Exercise: Select every line containing the word "https" from the material, and copy those lines.

☆ ☆ ☆ ☆

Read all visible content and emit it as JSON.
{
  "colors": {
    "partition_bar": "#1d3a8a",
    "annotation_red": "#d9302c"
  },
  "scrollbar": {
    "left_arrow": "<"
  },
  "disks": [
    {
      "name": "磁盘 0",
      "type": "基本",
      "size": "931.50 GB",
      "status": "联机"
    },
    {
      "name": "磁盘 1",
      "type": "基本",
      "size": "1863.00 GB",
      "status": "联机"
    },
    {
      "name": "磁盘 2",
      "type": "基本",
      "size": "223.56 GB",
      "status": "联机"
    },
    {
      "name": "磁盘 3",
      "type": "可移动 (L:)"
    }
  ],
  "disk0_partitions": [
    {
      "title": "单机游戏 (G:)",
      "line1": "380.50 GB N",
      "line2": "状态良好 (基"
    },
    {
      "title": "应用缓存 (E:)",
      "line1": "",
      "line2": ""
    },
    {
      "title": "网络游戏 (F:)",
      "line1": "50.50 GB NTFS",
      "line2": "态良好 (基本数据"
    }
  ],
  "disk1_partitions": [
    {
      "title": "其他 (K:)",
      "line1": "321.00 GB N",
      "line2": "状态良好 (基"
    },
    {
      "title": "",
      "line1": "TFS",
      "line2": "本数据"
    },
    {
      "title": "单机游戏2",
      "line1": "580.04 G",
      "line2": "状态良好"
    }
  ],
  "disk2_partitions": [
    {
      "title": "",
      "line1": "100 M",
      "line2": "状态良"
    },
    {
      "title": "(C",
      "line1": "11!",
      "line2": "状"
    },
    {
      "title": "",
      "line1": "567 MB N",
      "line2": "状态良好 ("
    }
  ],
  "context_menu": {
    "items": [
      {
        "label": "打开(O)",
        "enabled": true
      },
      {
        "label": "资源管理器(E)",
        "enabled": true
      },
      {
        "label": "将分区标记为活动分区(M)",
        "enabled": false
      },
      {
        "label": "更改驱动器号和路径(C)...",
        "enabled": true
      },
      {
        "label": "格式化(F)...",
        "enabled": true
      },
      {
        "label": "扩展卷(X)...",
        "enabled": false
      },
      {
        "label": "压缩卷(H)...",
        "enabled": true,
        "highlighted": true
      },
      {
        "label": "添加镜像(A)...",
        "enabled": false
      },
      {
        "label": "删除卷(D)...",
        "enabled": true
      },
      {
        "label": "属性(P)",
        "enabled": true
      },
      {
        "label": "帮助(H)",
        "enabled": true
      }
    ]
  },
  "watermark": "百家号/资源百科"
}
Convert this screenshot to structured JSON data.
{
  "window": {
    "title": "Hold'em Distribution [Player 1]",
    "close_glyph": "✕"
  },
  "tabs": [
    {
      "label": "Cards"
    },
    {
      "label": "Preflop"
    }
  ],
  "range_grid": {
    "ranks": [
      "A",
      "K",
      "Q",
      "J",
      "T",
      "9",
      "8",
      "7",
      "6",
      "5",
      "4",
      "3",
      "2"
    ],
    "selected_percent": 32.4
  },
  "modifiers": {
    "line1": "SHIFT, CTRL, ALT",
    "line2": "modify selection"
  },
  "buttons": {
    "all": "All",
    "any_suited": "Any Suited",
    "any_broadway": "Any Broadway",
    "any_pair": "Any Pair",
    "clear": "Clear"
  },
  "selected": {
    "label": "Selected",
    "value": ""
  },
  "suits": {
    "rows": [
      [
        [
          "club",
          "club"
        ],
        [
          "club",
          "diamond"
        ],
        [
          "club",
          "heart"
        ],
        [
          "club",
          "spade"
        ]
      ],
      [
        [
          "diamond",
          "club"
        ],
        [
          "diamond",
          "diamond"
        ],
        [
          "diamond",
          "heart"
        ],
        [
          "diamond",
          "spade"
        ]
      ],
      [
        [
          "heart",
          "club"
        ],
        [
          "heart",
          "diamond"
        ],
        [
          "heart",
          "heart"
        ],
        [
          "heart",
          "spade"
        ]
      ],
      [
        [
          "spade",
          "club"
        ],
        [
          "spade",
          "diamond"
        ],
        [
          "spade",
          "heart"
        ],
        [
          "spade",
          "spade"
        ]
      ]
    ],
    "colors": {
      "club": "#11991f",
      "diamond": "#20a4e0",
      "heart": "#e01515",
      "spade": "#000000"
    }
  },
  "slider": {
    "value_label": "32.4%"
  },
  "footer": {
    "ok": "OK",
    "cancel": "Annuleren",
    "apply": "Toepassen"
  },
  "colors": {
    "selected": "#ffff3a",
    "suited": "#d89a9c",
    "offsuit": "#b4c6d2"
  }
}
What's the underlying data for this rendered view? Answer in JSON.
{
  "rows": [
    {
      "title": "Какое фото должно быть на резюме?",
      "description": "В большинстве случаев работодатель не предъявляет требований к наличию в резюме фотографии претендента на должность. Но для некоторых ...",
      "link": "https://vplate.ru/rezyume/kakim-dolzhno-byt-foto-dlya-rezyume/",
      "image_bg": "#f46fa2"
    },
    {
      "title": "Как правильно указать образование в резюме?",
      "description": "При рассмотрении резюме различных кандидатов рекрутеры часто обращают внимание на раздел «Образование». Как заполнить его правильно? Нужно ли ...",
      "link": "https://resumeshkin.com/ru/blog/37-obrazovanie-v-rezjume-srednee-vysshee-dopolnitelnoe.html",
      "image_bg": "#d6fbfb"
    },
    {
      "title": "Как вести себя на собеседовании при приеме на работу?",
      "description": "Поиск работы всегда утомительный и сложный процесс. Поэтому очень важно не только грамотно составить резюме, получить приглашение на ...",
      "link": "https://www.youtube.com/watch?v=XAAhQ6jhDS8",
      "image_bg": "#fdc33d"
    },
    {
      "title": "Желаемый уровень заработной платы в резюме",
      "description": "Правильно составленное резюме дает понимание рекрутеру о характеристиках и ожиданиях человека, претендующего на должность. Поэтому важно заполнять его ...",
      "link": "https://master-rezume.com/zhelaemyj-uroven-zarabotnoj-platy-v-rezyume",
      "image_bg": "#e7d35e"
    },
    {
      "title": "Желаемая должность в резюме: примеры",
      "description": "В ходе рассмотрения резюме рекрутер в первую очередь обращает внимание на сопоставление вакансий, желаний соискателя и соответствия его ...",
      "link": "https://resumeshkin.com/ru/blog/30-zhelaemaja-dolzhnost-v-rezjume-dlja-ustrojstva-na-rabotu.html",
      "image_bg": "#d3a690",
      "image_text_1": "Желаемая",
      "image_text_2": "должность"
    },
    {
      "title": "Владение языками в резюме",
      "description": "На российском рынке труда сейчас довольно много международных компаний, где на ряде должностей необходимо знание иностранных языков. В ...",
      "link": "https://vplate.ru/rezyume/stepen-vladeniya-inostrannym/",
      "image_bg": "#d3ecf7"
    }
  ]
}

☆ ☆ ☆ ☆

Reply to the exercise:
      "link": "https://vplate.ru/rezyume/kakim-dolzhno-byt-foto-dlya-rezyume/",
      "link": "https://resumeshkin.com/ru/blog/37-obrazovanie-v-rezjume-srednee-vysshee-dopolnitelnoe.html",
      "link": "https://www.youtube.com/watch?v=XAAhQ6jhDS8",
      "link": "https://master-rezume.com/zhelaemyj-uroven-zarabotnoj-platy-v-rezyume",
      "link": "https://resumeshkin.com/ru/blog/30-zhelaemaja-dolzhnost-v-rezjume-dlja-ustrojstva-na-rabotu.html",
      "link": "https://vplate.ru/rezyume/stepen-vladeniya-inostrannym/",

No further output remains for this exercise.